*Aim of the task*: Identify all lines below that hold "date" and collect them.

Dataset records:
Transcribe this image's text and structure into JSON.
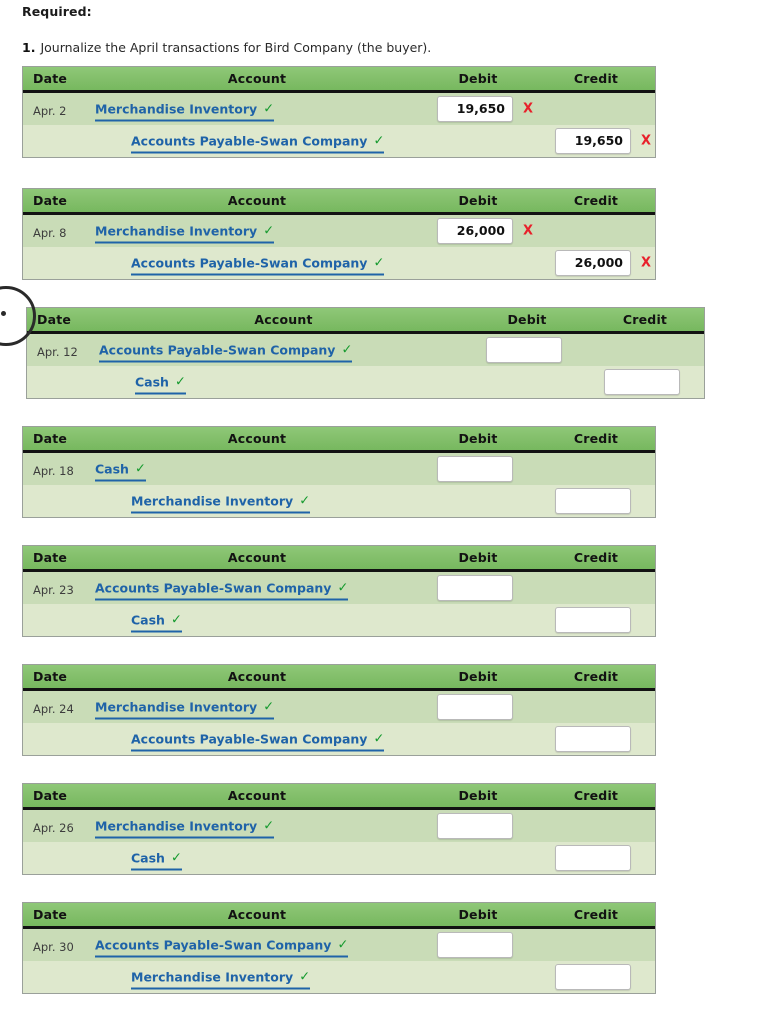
{
  "page": {
    "required_label": "Required:",
    "instruction_number": "1.",
    "instruction_text": "Journalize the April transactions for Bird Company (the buyer)."
  },
  "columns": {
    "date": "Date",
    "account": "Account",
    "debit": "Debit",
    "credit": "Credit"
  },
  "markers": {
    "check": "✓",
    "wrong": "X"
  },
  "colors": {
    "header_green": "#84c06c",
    "row_dark": "#c9dcb7",
    "row_light": "#dee8cd",
    "link_blue": "#1f63a8",
    "check_green": "#159a2e",
    "x_red": "#e8202a"
  },
  "journals": [
    {
      "id": "journal-apr-2",
      "date": "Apr. 2",
      "lines": [
        {
          "account": "Merchandise Inventory",
          "checked": true,
          "indent": 0,
          "debit": "19,650",
          "credit": "",
          "debit_wrong": true,
          "credit_wrong": false
        },
        {
          "account": "Accounts Payable-Swan Company",
          "checked": true,
          "indent": 1,
          "debit": "",
          "credit": "19,650",
          "debit_wrong": false,
          "credit_wrong": true
        }
      ]
    },
    {
      "id": "journal-apr-8",
      "date": "Apr. 8",
      "lines": [
        {
          "account": "Merchandise Inventory",
          "checked": true,
          "indent": 0,
          "debit": "26,000",
          "credit": "",
          "debit_wrong": true,
          "credit_wrong": false
        },
        {
          "account": "Accounts Payable-Swan Company",
          "checked": true,
          "indent": 1,
          "debit": "",
          "credit": "26,000",
          "debit_wrong": false,
          "credit_wrong": true
        }
      ]
    },
    {
      "id": "journal-apr-12",
      "date": "Apr. 12",
      "lines": [
        {
          "account": "Accounts Payable-Swan Company",
          "checked": true,
          "indent": 0,
          "debit": "",
          "credit": "",
          "debit_wrong": false,
          "credit_wrong": false
        },
        {
          "account": "Cash",
          "checked": true,
          "indent": 1,
          "debit": "",
          "credit": "",
          "debit_wrong": false,
          "credit_wrong": false
        }
      ]
    },
    {
      "id": "journal-apr-18",
      "date": "Apr. 18",
      "lines": [
        {
          "account": "Cash",
          "checked": true,
          "indent": 0,
          "debit": "",
          "credit": "",
          "debit_wrong": false,
          "credit_wrong": false
        },
        {
          "account": "Merchandise Inventory",
          "checked": true,
          "indent": 1,
          "debit": "",
          "credit": "",
          "debit_wrong": false,
          "credit_wrong": false
        }
      ]
    },
    {
      "id": "journal-apr-23",
      "date": "Apr. 23",
      "lines": [
        {
          "account": "Accounts Payable-Swan Company",
          "checked": true,
          "indent": 0,
          "debit": "",
          "credit": "",
          "debit_wrong": false,
          "credit_wrong": false
        },
        {
          "account": "Cash",
          "checked": true,
          "indent": 1,
          "debit": "",
          "credit": "",
          "debit_wrong": false,
          "credit_wrong": false
        }
      ]
    },
    {
      "id": "journal-apr-24",
      "date": "Apr. 24",
      "lines": [
        {
          "account": "Merchandise Inventory",
          "checked": true,
          "indent": 0,
          "debit": "",
          "credit": "",
          "debit_wrong": false,
          "credit_wrong": false
        },
        {
          "account": "Accounts Payable-Swan Company",
          "checked": true,
          "indent": 1,
          "debit": "",
          "credit": "",
          "debit_wrong": false,
          "credit_wrong": false
        }
      ]
    },
    {
      "id": "journal-apr-26",
      "date": "Apr. 26",
      "lines": [
        {
          "account": "Merchandise Inventory",
          "checked": true,
          "indent": 0,
          "debit": "",
          "credit": "",
          "debit_wrong": false,
          "credit_wrong": false
        },
        {
          "account": "Cash",
          "checked": true,
          "indent": 1,
          "debit": "",
          "credit": "",
          "debit_wrong": false,
          "credit_wrong": false
        }
      ]
    },
    {
      "id": "journal-apr-30",
      "date": "Apr. 30",
      "lines": [
        {
          "account": "Accounts Payable-Swan Company",
          "checked": true,
          "indent": 0,
          "debit": "",
          "credit": "",
          "debit_wrong": false,
          "credit_wrong": false
        },
        {
          "account": "Merchandise Inventory",
          "checked": true,
          "indent": 1,
          "debit": "",
          "credit": "",
          "debit_wrong": false,
          "credit_wrong": false
        }
      ]
    }
  ]
}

*Finished task*:
    "date": "Date",
      "date": "Apr. 2",
      "date": "Apr. 8",
      "date": "Apr. 12",
      "date": "Apr. 18",
      "date": "Apr. 23",
      "date": "Apr. 24",
      "date": "Apr. 26",
      "date": "Apr. 30",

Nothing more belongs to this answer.